Many media industries today are essentially oligopolies. Six movie studios receive 90 percent of American film revenues, and four major music companies receive 80 percent of recording revenues. There are just six major book publishers, and the television industry was an oligopoly of three networks- ABC, CBS, and NBC-from the 1950s through the 1970s. Television has diversified since then, especially because of cable, but today it is still mostly an oligopoly (due to concentration of media ownership) of five companies: Disney/ABC, CBS Corporation, NBC Universal, Time Warner, and News Corporation.
In industrialized countries oligopolies are found in many sectors of the economy, such as cars, auditing, consumer goods, and steel production. Unprecedented levels of competition, fueled by increasing globalisation, have resulted in the emergence of oligopoly in many market sectors, such as the aerospace industry. Market shares in oligopoly are typically determined on the basis of product development and advertising. There are now only a small number of manufacturers of civil passenger aircraft, though Brazil (Embraer) and Canada (Bombardier) have fielded entries into the smaller-market passenger aircraft market sector. A further instance arises in a heavily regulated market such as wireless communications. In some cases states have licensed only two or three providers of cellular phone services.
OPEC is another example of an oligopoly, although on the level of national bodies instead of corporate bodies. There are a few countries that try to control the production of oil.

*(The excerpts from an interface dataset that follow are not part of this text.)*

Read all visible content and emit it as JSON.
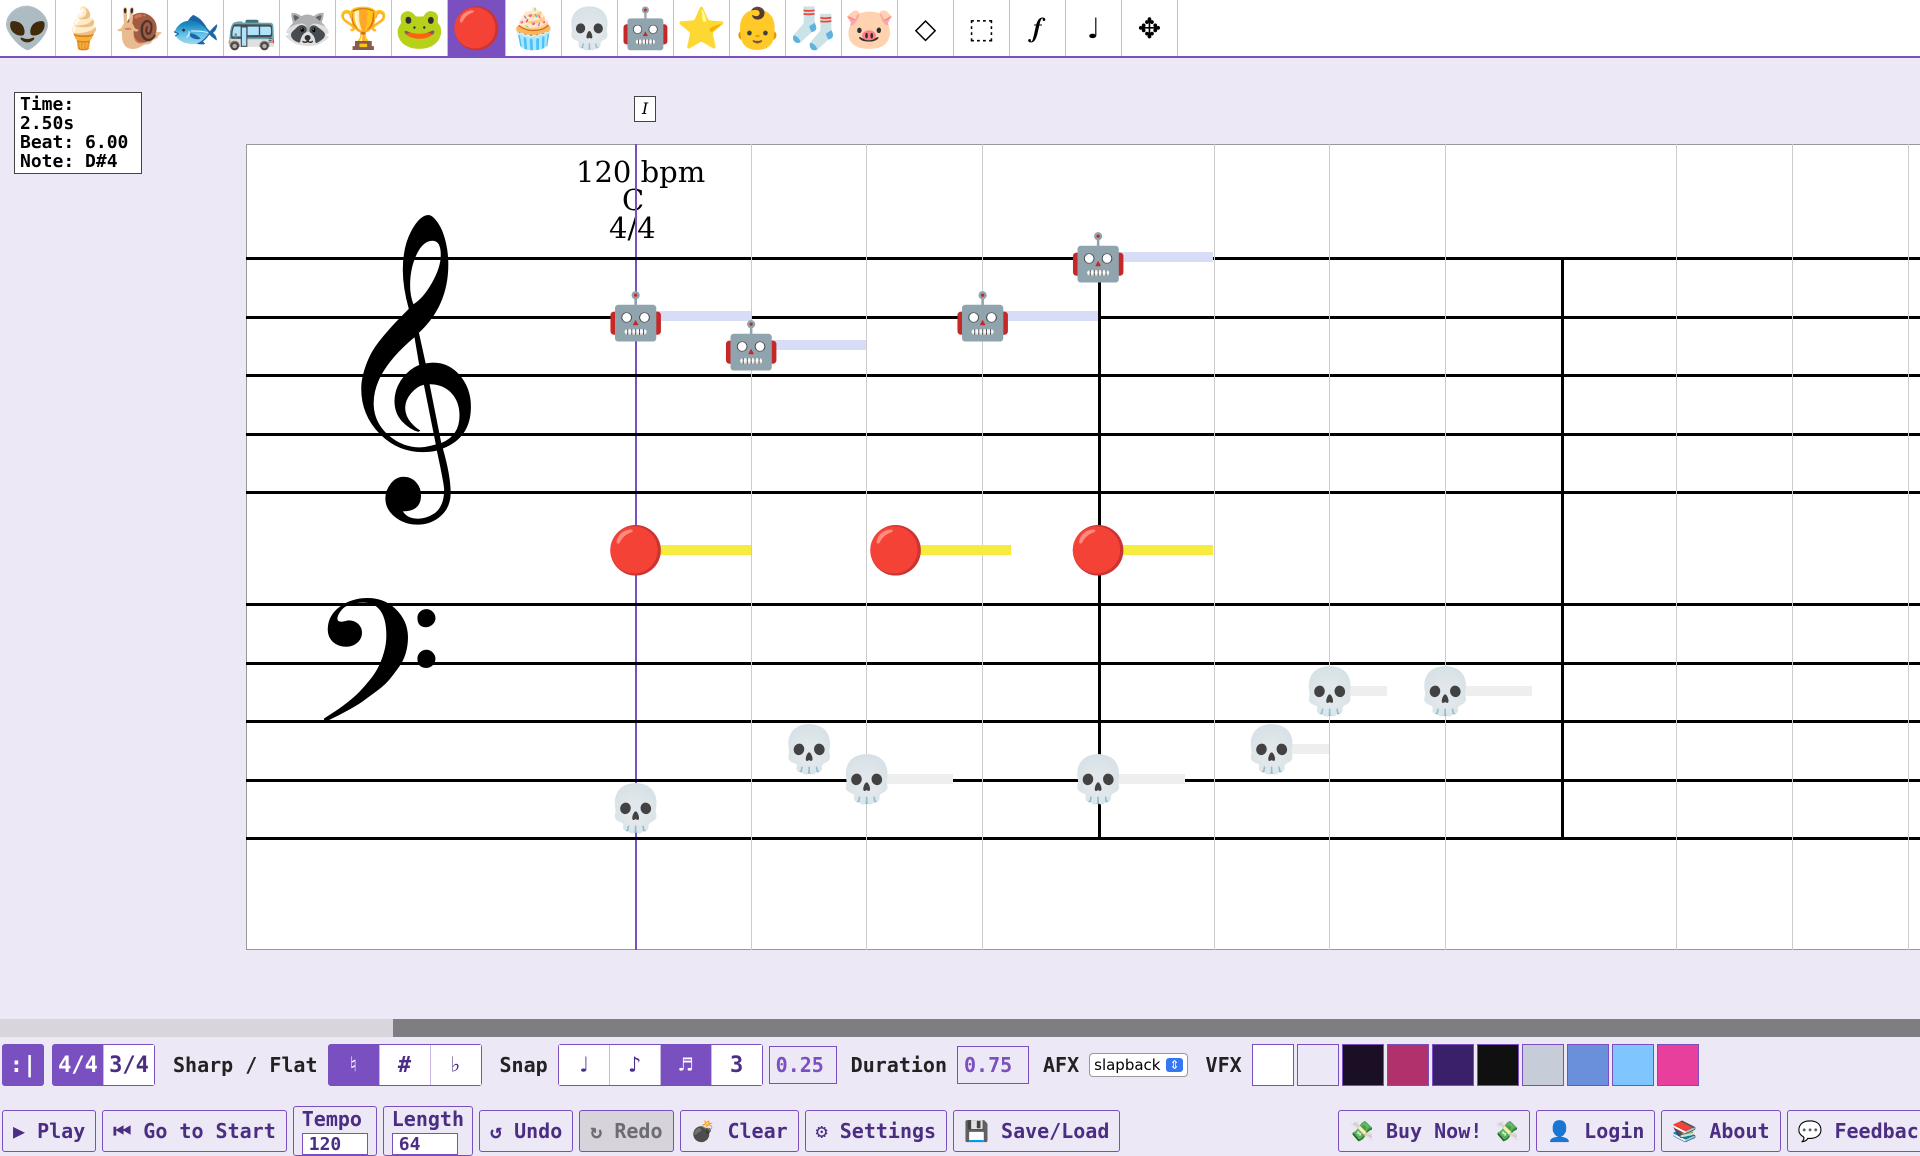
{
  "toolbar": {
    "tools": [
      {
        "name": "alien-icon",
        "glyph": "👽"
      },
      {
        "name": "ice-cream-icon",
        "glyph": "🍦"
      },
      {
        "name": "snail-icon",
        "glyph": "🐌"
      },
      {
        "name": "fish-icon",
        "glyph": "🐟"
      },
      {
        "name": "bus-icon",
        "glyph": "🚌"
      },
      {
        "name": "raccoon-icon",
        "glyph": "🦝"
      },
      {
        "name": "goblet-icon",
        "glyph": "🏆"
      },
      {
        "name": "frog-icon",
        "glyph": "🐸"
      },
      {
        "name": "beach-ball-icon",
        "glyph": "🔴"
      },
      {
        "name": "cupcake-icon",
        "glyph": "🧁"
      },
      {
        "name": "skull-icon",
        "glyph": "💀"
      },
      {
        "name": "robot-icon",
        "glyph": "🤖"
      },
      {
        "name": "star-icon",
        "glyph": "⭐"
      },
      {
        "name": "baby-icon",
        "glyph": "👶"
      },
      {
        "name": "sock-icon",
        "glyph": "🧦"
      },
      {
        "name": "pig-hat-icon",
        "glyph": "🐷"
      },
      {
        "name": "eraser-icon",
        "glyph": "◇"
      },
      {
        "name": "selection-icon",
        "glyph": "⬚"
      },
      {
        "name": "dynamics-icon",
        "glyph": "𝆑"
      },
      {
        "name": "note-length-icon",
        "glyph": "♩"
      },
      {
        "name": "move-icon",
        "glyph": "✥"
      }
    ],
    "active_index": 8
  },
  "info": {
    "time": "Time: 2.50s",
    "beat": "Beat: 6.00",
    "note": "Note: D#4"
  },
  "loop_marker": "I",
  "score_header": {
    "tempo": "120 bpm",
    "key": "C",
    "time_sig": "4/4"
  },
  "clefs": {
    "treble": "𝄞",
    "bass": "𝄢"
  },
  "notes": [
    {
      "icon": "robot-icon",
      "glyph": "🤖",
      "beat": 0,
      "line": "treble-4",
      "len": 1
    },
    {
      "icon": "robot-icon",
      "glyph": "🤖",
      "beat": 1,
      "line": "treble-3.5",
      "len": 1
    },
    {
      "icon": "robot-icon",
      "glyph": "🤖",
      "beat": 3,
      "line": "treble-4",
      "len": 1
    },
    {
      "icon": "robot-icon",
      "glyph": "🤖",
      "beat": 4,
      "line": "treble-5",
      "len": 1
    },
    {
      "icon": "beach-ball-icon",
      "glyph": "🔴",
      "beat": 0,
      "line": "middle-c",
      "len": 1
    },
    {
      "icon": "beach-ball-icon",
      "glyph": "🔴",
      "beat": 2.25,
      "line": "middle-c",
      "len": 1
    },
    {
      "icon": "beach-ball-icon",
      "glyph": "🔴",
      "beat": 4,
      "line": "middle-c",
      "len": 1
    },
    {
      "icon": "skull-icon",
      "glyph": "💀",
      "beat": 0,
      "line": "bass-1.5",
      "len": 0
    },
    {
      "icon": "skull-icon",
      "glyph": "💀",
      "beat": 1.5,
      "line": "bass-2.5",
      "len": 0
    },
    {
      "icon": "skull-icon",
      "glyph": "💀",
      "beat": 2,
      "line": "bass-2",
      "len": 0.75
    },
    {
      "icon": "skull-icon",
      "glyph": "💀",
      "beat": 4,
      "line": "bass-2",
      "len": 0.75
    },
    {
      "icon": "skull-icon",
      "glyph": "💀",
      "beat": 5.5,
      "line": "bass-2.5",
      "len": 0.5
    },
    {
      "icon": "skull-icon",
      "glyph": "💀",
      "beat": 6,
      "line": "bass-3.5",
      "len": 0.5
    },
    {
      "icon": "skull-icon",
      "glyph": "💀",
      "beat": 7,
      "line": "bass-3.5",
      "len": 0.75
    }
  ],
  "colors": {
    "accent": "#7a4fc0",
    "robot_tail": "#d7dcf7",
    "ball_tail": "#f7ec3e",
    "skull_tail": "#eeeeee"
  },
  "bottom": {
    "loop_toggle": ":|",
    "time_sigs": [
      "4/4",
      "3/4"
    ],
    "sharp_flat_label": "Sharp / Flat",
    "accidentals": [
      "♮",
      "#",
      "♭"
    ],
    "snap_label": "Snap",
    "snaps": [
      "♩",
      "♪",
      "♬",
      "3"
    ],
    "snap_value": "0.25",
    "duration_label": "Duration",
    "duration_value": "0.75",
    "afx_label": "AFX",
    "afx_value": "slapback",
    "vfx_label": "VFX",
    "vfx_swatches": [
      "#ffffff",
      "#ece8f5",
      "#1a0f24",
      "#b0316b",
      "#3a1f6b",
      "#101010",
      "#c7cdd8",
      "#6a8fdb",
      "#7fc6ff",
      "#e83f9c"
    ],
    "play": "▶ Play",
    "go_to_start": "⏮ Go to Start",
    "tempo_label": "Tempo",
    "tempo_value": "120",
    "length_label": "Length",
    "length_value": "64",
    "undo": "↺ Undo",
    "redo": "↻ Redo",
    "clear": "💣 Clear",
    "settings": "⚙ Settings",
    "save_load": "💾 Save/Load",
    "buy_now": "💸 Buy Now! 💸",
    "login": "👤 Login",
    "about": "📚 About",
    "feedback": "💬 Feedback"
  }
}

A further example are the 3 leading food processing companies, Kraft, PepsiCo and Nestle. Together these three corporations account for a large percentage of overall global processed food sales. These three companies are often used as an example of "The rule of 3, which states that markets and industries often become dominated by three major oligopolistic firms.
The city council of Arcata, California has passed a moratorium on marijuana dispensaries, grow facilities, and processing facilities. This moratorium freezes the ability to pass permits to open any of the above facilities. This has caused an oligopoly consisting of the three existing dispensaries not affected by this moratorium. The three dispensaries now have a government-enforced advantage.
Australia has two very good examples of oligoplies. One is its media outlets, mostly owned by either News Corporation or Fairfax Media. Likewise, Australia's retailing industry is dominated by two companies, Coles-Myer and Woolworths.